The Holy Father reflected on the Gospel of Matthew which recalls the two blind men who followed him calling out, “Son of David, have pity on us.” Jesus himself, he said, “taught us how to pray like the annoying friend who begs for food a midnight.”
“Maybe this sounds strange, the Pope said, but praying is a bit like annoying God so that he listens to us. But, the Lord says: like the friend at midnight, or the widow before the judge… And this was also done by those lepers who approached him: “If you want to, you can heal us!’”
“They did it with a certain confidence. This is how Jesus teaches us how to pray. When we pray, we think sometimes: ‘ But, yes, I say this need, I tell the Lord one, two, three times, but not with much strength. Then I tire of asking Him and I forget to ask him.’ These cried to Him and they did not tire of crying. Jesus tells us: ‘Ask’, but he also says: ‘Knock on the door’, and he who knocks on the door makes noise, disturbs, annoys.”

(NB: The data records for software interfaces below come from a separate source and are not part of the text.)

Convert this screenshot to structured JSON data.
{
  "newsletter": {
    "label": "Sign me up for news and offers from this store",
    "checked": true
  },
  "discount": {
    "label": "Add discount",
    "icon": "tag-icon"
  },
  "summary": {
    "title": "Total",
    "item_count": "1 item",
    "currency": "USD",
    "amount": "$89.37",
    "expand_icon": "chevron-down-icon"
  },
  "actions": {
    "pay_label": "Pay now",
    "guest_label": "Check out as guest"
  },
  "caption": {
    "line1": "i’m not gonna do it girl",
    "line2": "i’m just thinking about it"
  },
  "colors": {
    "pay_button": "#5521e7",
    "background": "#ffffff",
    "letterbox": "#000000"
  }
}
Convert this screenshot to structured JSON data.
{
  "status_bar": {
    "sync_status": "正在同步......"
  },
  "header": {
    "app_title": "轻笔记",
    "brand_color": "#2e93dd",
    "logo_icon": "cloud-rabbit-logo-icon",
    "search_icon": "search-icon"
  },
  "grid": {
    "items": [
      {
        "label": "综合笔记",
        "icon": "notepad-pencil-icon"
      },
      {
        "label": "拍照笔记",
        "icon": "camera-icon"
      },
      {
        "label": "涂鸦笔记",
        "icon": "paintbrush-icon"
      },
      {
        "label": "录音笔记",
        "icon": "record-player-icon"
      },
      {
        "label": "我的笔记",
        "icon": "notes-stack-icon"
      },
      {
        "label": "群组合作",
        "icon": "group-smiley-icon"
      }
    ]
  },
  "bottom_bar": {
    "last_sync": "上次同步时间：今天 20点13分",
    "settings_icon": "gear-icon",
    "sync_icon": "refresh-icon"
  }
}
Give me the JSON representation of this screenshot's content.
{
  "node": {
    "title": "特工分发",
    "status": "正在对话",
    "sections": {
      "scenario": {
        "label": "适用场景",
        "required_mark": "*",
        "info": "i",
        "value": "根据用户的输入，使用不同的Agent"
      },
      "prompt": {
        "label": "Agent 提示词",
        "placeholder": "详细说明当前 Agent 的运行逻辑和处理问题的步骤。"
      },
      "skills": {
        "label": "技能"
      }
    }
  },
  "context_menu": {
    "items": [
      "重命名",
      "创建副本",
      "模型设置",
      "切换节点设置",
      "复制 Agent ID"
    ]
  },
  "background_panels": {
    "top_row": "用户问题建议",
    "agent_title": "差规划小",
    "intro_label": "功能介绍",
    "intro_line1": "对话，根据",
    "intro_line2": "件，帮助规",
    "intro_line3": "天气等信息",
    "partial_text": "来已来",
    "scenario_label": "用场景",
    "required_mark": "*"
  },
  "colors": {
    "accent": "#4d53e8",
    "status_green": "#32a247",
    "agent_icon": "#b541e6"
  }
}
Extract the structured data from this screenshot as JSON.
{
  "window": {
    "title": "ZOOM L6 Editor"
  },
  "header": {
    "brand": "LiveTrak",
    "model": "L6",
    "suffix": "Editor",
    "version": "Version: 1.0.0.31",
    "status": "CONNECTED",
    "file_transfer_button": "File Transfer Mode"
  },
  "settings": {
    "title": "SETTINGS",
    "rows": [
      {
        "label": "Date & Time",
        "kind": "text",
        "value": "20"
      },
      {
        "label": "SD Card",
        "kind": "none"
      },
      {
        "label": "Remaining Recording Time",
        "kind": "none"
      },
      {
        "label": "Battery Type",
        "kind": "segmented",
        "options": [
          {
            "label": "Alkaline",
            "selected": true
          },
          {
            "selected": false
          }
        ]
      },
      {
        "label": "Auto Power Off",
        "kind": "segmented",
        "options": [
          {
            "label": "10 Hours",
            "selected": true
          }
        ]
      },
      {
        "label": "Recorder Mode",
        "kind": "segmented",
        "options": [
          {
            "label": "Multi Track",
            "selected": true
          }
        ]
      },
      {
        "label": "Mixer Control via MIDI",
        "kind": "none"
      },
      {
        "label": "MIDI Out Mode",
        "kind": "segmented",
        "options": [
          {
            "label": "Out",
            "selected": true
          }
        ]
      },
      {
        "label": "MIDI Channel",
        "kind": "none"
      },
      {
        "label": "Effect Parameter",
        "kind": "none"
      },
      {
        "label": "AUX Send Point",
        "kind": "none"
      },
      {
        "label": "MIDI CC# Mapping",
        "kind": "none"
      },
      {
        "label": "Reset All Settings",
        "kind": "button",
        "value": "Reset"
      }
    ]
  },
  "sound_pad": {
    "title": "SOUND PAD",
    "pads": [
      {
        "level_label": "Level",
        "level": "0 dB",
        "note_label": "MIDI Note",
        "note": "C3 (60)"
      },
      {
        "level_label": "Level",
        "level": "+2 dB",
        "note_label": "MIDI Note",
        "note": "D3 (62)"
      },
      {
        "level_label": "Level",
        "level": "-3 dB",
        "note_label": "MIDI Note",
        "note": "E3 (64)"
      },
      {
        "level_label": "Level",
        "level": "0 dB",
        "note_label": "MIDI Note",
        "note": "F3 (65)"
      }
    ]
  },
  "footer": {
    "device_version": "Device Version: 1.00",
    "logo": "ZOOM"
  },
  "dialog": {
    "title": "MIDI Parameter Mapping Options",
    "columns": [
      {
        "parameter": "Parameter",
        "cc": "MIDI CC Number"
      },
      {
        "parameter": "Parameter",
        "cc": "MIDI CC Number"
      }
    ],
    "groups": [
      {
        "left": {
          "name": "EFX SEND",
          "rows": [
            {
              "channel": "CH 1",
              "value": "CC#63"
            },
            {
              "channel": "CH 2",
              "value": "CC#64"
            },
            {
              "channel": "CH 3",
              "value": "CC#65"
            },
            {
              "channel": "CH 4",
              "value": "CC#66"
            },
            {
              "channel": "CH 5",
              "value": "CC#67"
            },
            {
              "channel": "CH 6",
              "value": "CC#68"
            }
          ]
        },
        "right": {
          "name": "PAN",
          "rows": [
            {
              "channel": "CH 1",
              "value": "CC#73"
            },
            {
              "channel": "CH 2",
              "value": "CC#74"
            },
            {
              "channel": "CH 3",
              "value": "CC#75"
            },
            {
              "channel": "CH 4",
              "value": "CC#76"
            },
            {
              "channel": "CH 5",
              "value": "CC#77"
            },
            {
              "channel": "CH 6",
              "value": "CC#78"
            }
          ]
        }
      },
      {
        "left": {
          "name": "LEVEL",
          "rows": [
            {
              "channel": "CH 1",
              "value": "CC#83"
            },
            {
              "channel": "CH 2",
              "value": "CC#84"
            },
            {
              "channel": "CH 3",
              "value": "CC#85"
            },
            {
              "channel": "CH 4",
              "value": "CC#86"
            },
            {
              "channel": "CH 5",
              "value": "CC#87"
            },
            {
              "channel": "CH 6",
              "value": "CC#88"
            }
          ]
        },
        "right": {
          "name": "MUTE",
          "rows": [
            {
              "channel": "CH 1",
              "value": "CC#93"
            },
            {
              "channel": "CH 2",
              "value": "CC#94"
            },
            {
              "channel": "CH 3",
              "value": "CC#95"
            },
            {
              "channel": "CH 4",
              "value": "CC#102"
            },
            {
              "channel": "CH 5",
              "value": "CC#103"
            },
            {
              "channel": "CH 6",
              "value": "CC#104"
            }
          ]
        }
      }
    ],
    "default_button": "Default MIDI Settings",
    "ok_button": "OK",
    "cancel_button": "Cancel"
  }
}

The Holy Father went on to say that although this persistence may seem annoying, it is also a sign of unwavering trust, just as the blind men. These two attitudes are vital in prayer, he stressed: to be needy and to be certain.
Concluding his homily, Pope Francis called on the faithful to reflect on their own prayers and if they have these two attitudes. “Needy, because we tell ourselves the truth, and certain, so that we believe that the Lord can do that which we ask,” he said.
These sound like good and encouraging thoughts for Advent.